**SUPPLIED RECORDS**
_ _ _

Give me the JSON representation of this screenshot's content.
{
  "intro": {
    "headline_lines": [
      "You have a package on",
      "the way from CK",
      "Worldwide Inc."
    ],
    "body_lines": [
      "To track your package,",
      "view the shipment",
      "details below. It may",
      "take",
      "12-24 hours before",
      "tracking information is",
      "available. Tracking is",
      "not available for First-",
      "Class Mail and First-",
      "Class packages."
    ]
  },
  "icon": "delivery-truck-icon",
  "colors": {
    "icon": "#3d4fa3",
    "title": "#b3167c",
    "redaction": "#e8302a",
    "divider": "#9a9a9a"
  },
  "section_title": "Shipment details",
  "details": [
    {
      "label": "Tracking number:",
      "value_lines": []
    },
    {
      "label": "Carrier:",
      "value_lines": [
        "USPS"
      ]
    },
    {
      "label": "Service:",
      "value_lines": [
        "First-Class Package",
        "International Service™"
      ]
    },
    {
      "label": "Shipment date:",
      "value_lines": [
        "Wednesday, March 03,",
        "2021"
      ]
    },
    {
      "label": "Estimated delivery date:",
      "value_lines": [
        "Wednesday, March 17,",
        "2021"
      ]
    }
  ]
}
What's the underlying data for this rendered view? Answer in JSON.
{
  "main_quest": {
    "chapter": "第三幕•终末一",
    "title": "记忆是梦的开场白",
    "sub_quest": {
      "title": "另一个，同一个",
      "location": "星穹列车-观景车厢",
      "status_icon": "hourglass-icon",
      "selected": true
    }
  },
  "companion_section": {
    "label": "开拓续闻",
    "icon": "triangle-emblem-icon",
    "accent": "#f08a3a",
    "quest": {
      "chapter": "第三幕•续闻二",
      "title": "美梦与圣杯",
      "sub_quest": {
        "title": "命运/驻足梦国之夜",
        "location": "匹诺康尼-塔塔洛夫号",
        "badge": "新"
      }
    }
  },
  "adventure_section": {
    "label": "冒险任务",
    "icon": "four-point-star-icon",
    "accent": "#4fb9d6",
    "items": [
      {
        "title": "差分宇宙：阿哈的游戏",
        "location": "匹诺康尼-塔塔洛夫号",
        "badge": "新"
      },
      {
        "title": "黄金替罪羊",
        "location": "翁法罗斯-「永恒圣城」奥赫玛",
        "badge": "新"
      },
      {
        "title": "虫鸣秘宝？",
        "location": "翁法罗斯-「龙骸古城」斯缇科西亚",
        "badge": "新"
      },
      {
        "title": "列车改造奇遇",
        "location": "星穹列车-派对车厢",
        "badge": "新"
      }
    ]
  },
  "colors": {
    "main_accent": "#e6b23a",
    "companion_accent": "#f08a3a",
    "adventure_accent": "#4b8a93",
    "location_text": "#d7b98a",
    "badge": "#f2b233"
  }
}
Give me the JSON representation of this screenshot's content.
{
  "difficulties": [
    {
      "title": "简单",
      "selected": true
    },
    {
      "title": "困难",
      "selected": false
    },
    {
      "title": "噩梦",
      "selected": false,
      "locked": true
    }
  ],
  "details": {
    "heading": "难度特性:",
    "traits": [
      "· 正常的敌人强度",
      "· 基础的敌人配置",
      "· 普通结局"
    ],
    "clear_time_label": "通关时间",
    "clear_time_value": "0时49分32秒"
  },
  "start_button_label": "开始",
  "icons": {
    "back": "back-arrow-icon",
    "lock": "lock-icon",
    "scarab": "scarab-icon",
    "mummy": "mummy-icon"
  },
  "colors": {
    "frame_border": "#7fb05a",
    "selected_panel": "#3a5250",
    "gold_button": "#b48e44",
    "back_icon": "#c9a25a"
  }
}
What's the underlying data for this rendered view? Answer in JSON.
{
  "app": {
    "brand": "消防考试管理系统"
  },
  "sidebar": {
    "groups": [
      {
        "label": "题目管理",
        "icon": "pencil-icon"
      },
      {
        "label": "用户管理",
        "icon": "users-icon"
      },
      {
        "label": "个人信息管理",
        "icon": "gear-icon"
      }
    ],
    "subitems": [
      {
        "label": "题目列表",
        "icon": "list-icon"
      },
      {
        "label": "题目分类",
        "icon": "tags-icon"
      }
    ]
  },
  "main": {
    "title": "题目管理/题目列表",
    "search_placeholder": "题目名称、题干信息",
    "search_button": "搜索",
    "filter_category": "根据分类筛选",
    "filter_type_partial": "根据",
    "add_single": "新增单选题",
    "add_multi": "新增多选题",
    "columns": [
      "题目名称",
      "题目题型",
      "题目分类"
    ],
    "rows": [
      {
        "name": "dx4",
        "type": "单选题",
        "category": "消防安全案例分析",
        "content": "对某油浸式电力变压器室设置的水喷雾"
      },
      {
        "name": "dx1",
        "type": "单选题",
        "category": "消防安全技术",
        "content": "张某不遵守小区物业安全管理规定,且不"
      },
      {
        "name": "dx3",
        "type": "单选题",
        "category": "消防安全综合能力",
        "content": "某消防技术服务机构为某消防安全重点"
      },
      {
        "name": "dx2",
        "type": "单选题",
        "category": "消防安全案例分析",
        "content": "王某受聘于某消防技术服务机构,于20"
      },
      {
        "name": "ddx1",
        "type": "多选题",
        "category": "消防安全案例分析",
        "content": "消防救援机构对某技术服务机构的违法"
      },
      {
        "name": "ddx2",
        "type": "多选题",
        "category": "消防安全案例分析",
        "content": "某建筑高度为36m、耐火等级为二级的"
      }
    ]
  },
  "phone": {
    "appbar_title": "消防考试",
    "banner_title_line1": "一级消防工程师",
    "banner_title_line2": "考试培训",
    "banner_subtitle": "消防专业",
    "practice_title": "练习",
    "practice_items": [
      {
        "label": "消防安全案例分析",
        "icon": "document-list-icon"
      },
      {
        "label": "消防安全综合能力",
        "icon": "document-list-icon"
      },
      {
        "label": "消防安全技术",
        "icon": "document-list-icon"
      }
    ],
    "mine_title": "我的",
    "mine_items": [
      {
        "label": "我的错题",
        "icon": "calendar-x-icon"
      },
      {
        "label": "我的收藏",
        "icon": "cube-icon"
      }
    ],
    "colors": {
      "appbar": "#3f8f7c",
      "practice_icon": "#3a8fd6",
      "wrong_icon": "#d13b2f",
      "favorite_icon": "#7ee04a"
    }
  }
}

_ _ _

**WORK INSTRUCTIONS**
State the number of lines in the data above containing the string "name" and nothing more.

**RESULT OF THE EXERCISE**
6